Bicycle Helmet Safety Institute

Consumer-funded, volunteer staff

Helmets Children Promotions Statistics Search

Bicycle Helmet as a present?

Summary: Buying a helmet for someone else is tricky. The most important thing about choosing a helmet is getting one that fits well. Since it is a piece of wearing apparel, fashion is a key element as well. Here are some tips.

Most important: it has to fit well

We always recommend trying a helmet on before you buy. Buying one for someone else is not easy because you can't do that and keep it a surprise. Our best solution to that problem is to buy where the recipient can easily return the helmet if it doesn't fit well. If everything is local, you can buy at a local bike shop or other retailer where returns are easy and there is a good selection of other helmets. Big chain stores are a solution where the recipient is far away and the same store is near them. Buying online requires shipping back the helmet, discouraging most people.

What helmet to buy?

Impact protection may be your least worry. By law all of the bicycle helmets on the US market must meet the Federal CPSC standard. Most are designed to that standard, and do not exceed it much. Consumer Reports has tested a few and has some recommendations you may want to review. We have tested a sample of cheap and expensive helmets and found no real performance differences by price. So you are looking for a helmet that fits well and has a rounded, smooth exterior with no major snag points.

Outside the US, the helmets you find are likely to meet a national or international standard, but you have to consult the stickers inside to be sure. Our bias would be to find one that meets the US CPSC standard.

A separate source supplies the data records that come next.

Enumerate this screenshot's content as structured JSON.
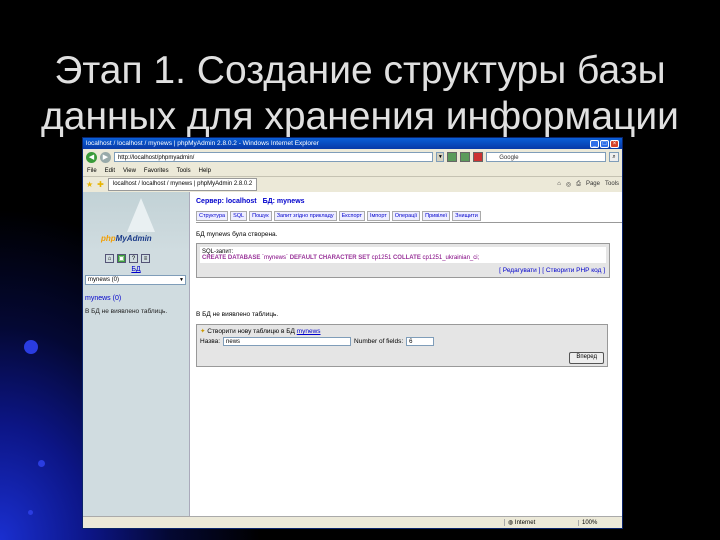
{
  "slide": {
    "title_line1": "Этап 1. Создание структуры базы",
    "title_line2": "данных для хранения информации"
  },
  "browser": {
    "window_title": "localhost / localhost / mynews | phpMyAdmin 2.8.0.2 - Windows Internet Explorer",
    "address": "http://localhost/phpmyadmin/",
    "search_placeholder": "Google",
    "menu": [
      "File",
      "Edit",
      "View",
      "Favorites",
      "Tools",
      "Help"
    ],
    "tab_title": "localhost / localhost / mynews | phpMyAdmin 2.8.0.2",
    "tools": [
      "Page",
      "Tools"
    ],
    "status_done": "",
    "status_zone": "Internet",
    "status_zoom": "100%"
  },
  "pma": {
    "logo_php": "php",
    "logo_myadmin": "MyAdmin",
    "left_db_label": "БД",
    "left_select_value": "mynews (0)",
    "left_db_name": "mynews (0)",
    "left_no_tables": "В БД не виявлено таблиць.",
    "breadcrumb_server": "Сервер: localhost",
    "breadcrumb_db": "БД: mynews",
    "tabs": [
      "Структура",
      "SQL",
      "Пошук",
      "Запит згідно прикладу",
      "Експорт",
      "Імпорт",
      "Операції",
      "Привілеї",
      "Знищити"
    ],
    "msg_created": "БД mynews була створена.",
    "sql_head": "SQL-запит:",
    "sql_kw1": "CREATE DATABASE",
    "sql_name": "`mynews`",
    "sql_kw2": "DEFAULT CHARACTER SET",
    "sql_cs": "cp1251",
    "sql_kw3": "COLLATE",
    "sql_coll": "cp1251_ukrainian_ci;",
    "sql_links": "[ Редагувати ] [ Створити PHP код ]",
    "msg_no_tables": "В БД не виявлено таблиць.",
    "create_title_prefix": "Створити нову таблицю в БД",
    "create_title_db": "mynews",
    "name_label": "Назва:",
    "name_value": "news",
    "fields_label": "Number of fields:",
    "fields_value": "6",
    "go_button": "Вперед"
  }
}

We also recommend the rounder profile "compact," "city," "urban" or "commuter" models for lower sliding resistance on pavement than the older, elongated styles. But beware, this is a fashion statement. Your recipient may want nothing less than the helmet that won the Tour de France this year. A more recent "compact" model might be a better choice.

If this is for a grandchild, you should resist the temptation to buy that cute little helmet with the external ears, nose, tail or spines. As cute as they are, they just add places where the helmet might grab the pavement in a fall, increasing the strain in a little neck and the g's to the brain.

For easier fitting, several manufacturers have brought out fit systems with fixed side straps to compete with Bell's True Fit system. But they do not have the internal strap anchor cage that makes the True Fit system work, and we found that they do not work for us as well as the True Fit system. That includes Bell's own helmets. You have to buy a Bell in a discount store to get a True Fit model.

How much to spend?

The higher priced helmets have big vents, but no verifiable advantage in impact performance. You can pay more than $200 if you want to, but Target, Wal-Mart, Toys R Us and other discounters have models that meet the same CPSC impact standard at an everyday price of under $20. And in the $20 to $35 range they have better looking and better fitting models. A nice name brand in a bike store might get up into the $60 range. Our testing showed that the very expensive helmets and the very cheap helmets we tested have about the same impact protection.

What about a gift card?

If the tips above seem to make the gifting too complicated, you can always resort to a gift card. Your recipient can verify the fit and choose the style they want. Then your only worry is the amount on the card!